### [ASSIGNMENT]
One number is the whole answer: the tally of lines in the records below that contain "name".

Dataset records:
____________

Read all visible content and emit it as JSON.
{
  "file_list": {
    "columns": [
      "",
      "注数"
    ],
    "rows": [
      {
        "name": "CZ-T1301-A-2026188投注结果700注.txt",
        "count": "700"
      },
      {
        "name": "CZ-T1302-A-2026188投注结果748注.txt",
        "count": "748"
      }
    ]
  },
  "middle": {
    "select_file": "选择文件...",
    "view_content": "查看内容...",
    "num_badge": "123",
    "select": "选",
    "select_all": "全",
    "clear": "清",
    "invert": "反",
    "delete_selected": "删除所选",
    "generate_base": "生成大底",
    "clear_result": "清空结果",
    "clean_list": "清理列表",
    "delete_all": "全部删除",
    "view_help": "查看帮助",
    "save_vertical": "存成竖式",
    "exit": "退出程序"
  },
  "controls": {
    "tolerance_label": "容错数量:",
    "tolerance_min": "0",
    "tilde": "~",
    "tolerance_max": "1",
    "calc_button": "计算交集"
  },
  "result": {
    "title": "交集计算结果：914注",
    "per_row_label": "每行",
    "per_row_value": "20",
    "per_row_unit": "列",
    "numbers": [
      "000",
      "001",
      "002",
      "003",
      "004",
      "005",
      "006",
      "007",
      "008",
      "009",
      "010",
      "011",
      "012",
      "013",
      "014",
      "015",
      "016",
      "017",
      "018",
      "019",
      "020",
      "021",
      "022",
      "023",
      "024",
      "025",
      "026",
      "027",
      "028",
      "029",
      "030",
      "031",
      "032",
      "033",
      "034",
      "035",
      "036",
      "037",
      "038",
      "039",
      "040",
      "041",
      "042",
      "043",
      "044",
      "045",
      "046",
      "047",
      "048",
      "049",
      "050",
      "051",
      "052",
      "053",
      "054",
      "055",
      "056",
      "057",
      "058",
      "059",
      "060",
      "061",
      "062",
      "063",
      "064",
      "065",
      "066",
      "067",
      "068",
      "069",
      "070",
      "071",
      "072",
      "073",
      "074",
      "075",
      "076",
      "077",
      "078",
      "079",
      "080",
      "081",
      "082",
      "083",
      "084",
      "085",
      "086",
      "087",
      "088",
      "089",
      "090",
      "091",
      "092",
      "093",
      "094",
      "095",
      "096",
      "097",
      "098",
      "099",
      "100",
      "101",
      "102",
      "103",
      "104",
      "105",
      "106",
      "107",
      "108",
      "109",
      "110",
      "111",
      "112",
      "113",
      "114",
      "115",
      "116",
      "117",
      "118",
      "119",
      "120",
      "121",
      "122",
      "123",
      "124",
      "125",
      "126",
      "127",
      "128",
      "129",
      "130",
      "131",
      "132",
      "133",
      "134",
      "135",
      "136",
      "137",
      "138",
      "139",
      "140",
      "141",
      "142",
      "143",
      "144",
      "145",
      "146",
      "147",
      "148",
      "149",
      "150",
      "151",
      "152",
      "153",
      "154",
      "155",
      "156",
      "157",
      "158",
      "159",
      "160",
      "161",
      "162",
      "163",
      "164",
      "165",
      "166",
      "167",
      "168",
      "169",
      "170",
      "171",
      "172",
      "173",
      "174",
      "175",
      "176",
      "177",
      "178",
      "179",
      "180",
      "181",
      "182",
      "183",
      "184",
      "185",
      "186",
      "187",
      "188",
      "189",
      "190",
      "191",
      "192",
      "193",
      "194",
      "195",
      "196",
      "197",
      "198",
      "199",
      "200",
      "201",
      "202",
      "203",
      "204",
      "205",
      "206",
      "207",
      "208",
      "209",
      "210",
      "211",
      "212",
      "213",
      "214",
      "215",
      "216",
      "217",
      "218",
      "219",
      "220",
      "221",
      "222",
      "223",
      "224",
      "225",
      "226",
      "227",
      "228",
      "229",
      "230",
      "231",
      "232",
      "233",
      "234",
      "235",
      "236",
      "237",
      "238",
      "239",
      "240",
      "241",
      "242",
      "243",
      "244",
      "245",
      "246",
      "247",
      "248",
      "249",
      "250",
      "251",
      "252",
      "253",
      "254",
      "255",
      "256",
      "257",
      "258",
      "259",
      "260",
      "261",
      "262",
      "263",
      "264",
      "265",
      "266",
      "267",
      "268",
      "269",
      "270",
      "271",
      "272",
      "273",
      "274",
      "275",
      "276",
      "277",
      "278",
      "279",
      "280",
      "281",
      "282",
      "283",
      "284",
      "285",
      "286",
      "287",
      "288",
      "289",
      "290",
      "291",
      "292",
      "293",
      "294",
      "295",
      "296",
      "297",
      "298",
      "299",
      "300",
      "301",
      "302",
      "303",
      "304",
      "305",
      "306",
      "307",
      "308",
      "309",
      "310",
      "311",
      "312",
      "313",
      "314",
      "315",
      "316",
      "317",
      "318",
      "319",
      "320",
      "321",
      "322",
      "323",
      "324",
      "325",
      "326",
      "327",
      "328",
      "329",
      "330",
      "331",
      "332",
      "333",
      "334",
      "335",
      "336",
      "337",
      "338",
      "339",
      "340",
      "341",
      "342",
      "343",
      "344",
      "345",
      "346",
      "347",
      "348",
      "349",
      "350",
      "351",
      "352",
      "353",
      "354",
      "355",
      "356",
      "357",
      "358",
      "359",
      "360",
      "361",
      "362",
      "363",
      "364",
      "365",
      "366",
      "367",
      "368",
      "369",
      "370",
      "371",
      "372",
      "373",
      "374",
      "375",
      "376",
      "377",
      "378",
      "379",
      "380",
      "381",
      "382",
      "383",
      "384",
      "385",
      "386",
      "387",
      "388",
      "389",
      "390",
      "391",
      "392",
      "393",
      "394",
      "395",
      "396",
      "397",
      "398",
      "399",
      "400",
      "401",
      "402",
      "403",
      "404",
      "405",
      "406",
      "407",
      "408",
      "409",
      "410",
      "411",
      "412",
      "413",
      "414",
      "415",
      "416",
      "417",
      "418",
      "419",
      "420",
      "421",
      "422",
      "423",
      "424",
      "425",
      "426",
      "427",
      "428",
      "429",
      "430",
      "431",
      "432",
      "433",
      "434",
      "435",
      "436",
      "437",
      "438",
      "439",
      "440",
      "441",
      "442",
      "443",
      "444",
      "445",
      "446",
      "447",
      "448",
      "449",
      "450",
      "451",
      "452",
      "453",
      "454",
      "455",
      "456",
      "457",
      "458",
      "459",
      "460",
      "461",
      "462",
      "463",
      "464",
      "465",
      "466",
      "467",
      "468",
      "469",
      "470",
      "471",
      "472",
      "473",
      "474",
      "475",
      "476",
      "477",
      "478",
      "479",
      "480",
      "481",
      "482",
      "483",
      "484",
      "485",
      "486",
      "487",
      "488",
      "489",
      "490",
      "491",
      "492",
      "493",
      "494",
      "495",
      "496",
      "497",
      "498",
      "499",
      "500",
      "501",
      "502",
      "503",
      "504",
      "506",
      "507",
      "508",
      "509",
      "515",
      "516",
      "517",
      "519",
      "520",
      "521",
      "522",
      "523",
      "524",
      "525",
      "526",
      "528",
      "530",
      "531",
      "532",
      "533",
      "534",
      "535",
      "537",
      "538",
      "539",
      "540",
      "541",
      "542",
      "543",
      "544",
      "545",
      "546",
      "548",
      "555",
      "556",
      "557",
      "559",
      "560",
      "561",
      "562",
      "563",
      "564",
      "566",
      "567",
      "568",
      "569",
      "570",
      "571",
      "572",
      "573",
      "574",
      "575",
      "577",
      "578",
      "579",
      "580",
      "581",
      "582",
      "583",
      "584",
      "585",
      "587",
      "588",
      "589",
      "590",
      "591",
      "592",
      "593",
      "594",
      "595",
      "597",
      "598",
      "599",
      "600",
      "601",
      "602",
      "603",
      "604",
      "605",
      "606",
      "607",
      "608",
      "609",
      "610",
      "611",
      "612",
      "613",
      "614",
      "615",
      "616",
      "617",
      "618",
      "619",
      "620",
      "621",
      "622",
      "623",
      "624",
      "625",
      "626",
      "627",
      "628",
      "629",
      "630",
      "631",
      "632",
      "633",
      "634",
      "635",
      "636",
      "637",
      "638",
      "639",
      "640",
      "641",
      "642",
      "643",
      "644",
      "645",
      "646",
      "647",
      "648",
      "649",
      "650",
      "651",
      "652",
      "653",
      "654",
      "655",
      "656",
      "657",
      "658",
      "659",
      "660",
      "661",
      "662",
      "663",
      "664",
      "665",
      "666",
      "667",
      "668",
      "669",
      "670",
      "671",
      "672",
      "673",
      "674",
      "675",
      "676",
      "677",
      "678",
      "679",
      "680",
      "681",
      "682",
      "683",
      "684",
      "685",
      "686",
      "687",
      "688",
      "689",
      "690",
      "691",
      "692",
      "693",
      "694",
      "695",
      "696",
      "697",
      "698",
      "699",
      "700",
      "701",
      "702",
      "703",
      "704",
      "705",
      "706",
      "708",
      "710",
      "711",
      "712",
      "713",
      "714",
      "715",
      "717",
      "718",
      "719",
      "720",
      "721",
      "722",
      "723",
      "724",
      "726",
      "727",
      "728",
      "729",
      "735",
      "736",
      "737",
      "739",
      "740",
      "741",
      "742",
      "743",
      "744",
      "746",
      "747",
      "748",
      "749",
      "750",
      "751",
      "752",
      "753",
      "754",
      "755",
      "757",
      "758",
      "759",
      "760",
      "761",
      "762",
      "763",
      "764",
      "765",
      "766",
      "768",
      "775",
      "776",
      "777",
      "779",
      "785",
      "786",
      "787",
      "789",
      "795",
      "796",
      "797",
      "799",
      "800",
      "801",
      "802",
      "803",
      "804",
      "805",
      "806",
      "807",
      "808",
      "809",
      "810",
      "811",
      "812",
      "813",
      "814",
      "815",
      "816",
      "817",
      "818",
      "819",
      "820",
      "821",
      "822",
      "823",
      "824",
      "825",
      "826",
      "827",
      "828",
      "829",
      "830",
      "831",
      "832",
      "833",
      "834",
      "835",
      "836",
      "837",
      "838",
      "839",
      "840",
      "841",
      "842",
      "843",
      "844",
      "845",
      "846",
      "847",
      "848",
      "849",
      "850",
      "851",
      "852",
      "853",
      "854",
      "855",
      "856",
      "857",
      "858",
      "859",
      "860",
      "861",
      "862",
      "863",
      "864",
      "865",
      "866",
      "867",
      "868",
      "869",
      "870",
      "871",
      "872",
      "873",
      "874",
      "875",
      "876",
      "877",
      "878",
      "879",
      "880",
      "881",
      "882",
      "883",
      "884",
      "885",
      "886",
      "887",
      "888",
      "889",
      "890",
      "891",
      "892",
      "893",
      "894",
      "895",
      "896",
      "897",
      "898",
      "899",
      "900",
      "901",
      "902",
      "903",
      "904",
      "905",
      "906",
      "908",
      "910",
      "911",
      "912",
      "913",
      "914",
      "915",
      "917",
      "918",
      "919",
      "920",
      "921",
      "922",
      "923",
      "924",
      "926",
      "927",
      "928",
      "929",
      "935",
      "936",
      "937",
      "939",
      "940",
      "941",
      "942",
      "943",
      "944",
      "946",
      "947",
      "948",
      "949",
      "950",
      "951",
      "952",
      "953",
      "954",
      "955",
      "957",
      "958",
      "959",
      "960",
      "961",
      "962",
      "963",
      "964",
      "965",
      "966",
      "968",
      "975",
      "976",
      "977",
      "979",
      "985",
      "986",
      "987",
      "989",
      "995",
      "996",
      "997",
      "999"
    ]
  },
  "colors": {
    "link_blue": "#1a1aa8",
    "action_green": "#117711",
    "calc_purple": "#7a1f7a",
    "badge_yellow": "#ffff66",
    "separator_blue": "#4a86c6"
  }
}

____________

### [EXERCISE SOLUTION]
2